* _Work required_
Work through the data line by line, gathering every line that has the word "label".

* _Data about app and page elements_
[Start of Attachment]
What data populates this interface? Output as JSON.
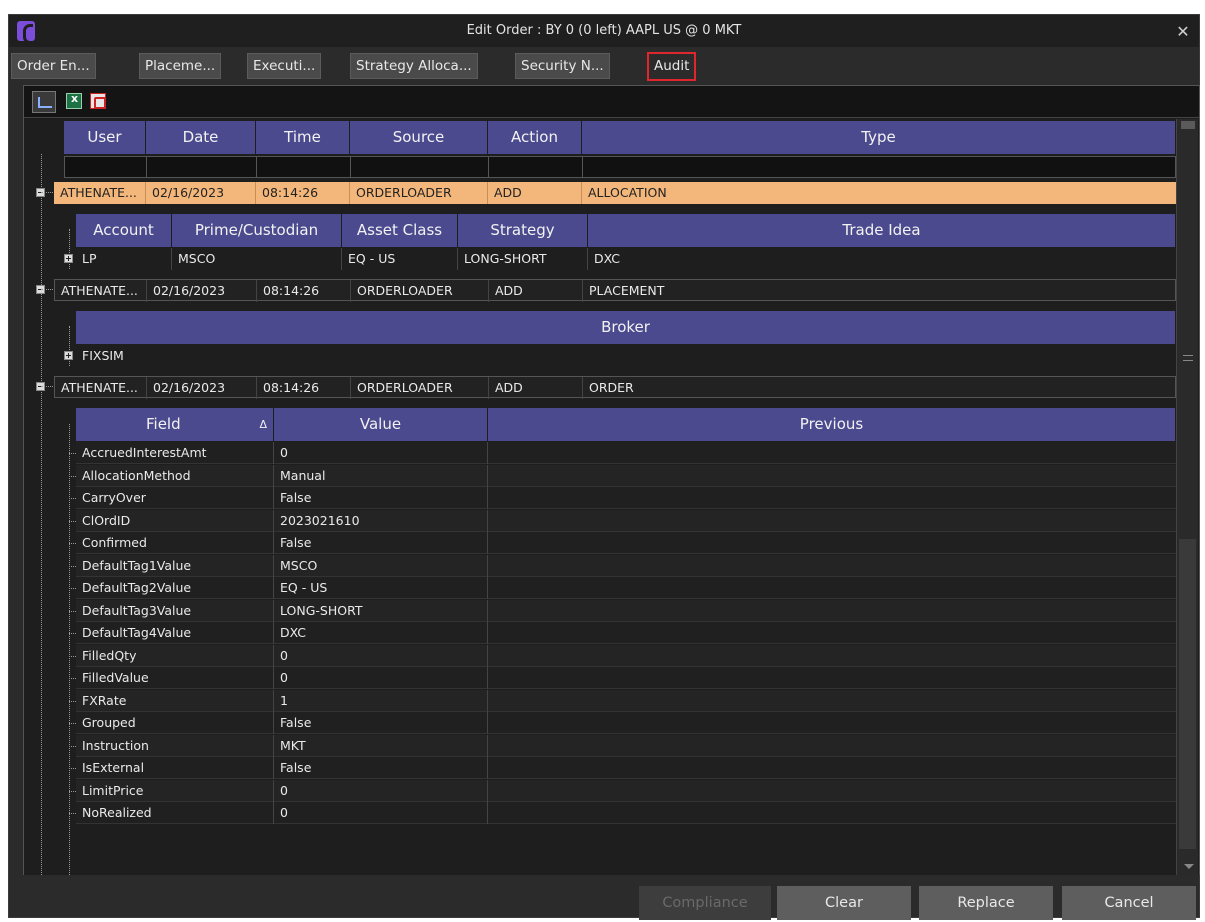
{
  "window": {
    "title": "Edit Order : BY 0 (0 left) AAPL US @ 0 MKT"
  },
  "tabs": [
    {
      "label": "Order En..."
    },
    {
      "label": "Placeme..."
    },
    {
      "label": "Executi..."
    },
    {
      "label": "Strategy Alloca..."
    },
    {
      "label": "Security N..."
    },
    {
      "label": "Audit",
      "active": true
    }
  ],
  "toolbar": {
    "icons": [
      "chart-icon",
      "excel-export-icon",
      "pdf-export-icon"
    ]
  },
  "audit": {
    "columns": [
      "User",
      "Date",
      "Time",
      "Source",
      "Action",
      "Type"
    ],
    "records": [
      {
        "user": "ATHENATE...",
        "date": "02/16/2023",
        "time": "08:14:26",
        "source": "ORDERLOADER",
        "action": "ADD",
        "type": "ALLOCATION",
        "selected": true,
        "child_columns": [
          "Account",
          "Prime/Custodian",
          "Asset Class",
          "Strategy",
          "Trade Idea"
        ],
        "child_rows": [
          {
            "account": "LP",
            "prime": "MSCO",
            "asset_class": "EQ - US",
            "strategy": "LONG-SHORT",
            "trade_idea": "DXC"
          }
        ]
      },
      {
        "user": "ATHENATE...",
        "date": "02/16/2023",
        "time": "08:14:26",
        "source": "ORDERLOADER",
        "action": "ADD",
        "type": "PLACEMENT",
        "child_columns": [
          "Broker"
        ],
        "child_rows": [
          {
            "broker": "FIXSIM"
          }
        ]
      },
      {
        "user": "ATHENATE...",
        "date": "02/16/2023",
        "time": "08:14:26",
        "source": "ORDERLOADER",
        "action": "ADD",
        "type": "ORDER",
        "child_columns": [
          "Field",
          "Value",
          "Previous"
        ],
        "sort_indicator": "Δ",
        "child_rows": [
          {
            "field": "AccruedInterestAmt",
            "value": "0",
            "previous": ""
          },
          {
            "field": "AllocationMethod",
            "value": "Manual",
            "previous": ""
          },
          {
            "field": "CarryOver",
            "value": "False",
            "previous": ""
          },
          {
            "field": "ClOrdID",
            "value": "2023021610",
            "previous": ""
          },
          {
            "field": "Confirmed",
            "value": "False",
            "previous": ""
          },
          {
            "field": "DefaultTag1Value",
            "value": "MSCO",
            "previous": ""
          },
          {
            "field": "DefaultTag2Value",
            "value": "EQ - US",
            "previous": ""
          },
          {
            "field": "DefaultTag3Value",
            "value": "LONG-SHORT",
            "previous": ""
          },
          {
            "field": "DefaultTag4Value",
            "value": "DXC",
            "previous": ""
          },
          {
            "field": "FilledQty",
            "value": "0",
            "previous": ""
          },
          {
            "field": "FilledValue",
            "value": "0",
            "previous": ""
          },
          {
            "field": "FXRate",
            "value": "1",
            "previous": ""
          },
          {
            "field": "Grouped",
            "value": "False",
            "previous": ""
          },
          {
            "field": "Instruction",
            "value": "MKT",
            "previous": ""
          },
          {
            "field": "IsExternal",
            "value": "False",
            "previous": ""
          },
          {
            "field": "LimitPrice",
            "value": "0",
            "previous": ""
          },
          {
            "field": "NoRealized",
            "value": "0",
            "previous": ""
          }
        ]
      }
    ]
  },
  "buttons": {
    "compliance": "Compliance",
    "clear": "Clear",
    "replace": "Replace",
    "cancel": "Cancel"
  },
  "colors": {
    "header_bg": "#4b4a8f",
    "selected_row": "#f4b77b",
    "active_tab_outline": "#e0252d",
    "window_bg": "#2b2b2b"
  }
}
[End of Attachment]
* _Written answer_
      "label": "Order En..."
      "label": "Placeme..."
      "label": "Executi..."
      "label": "Strategy Alloca..."
      "label": "Security N..."
      "label": "Audit",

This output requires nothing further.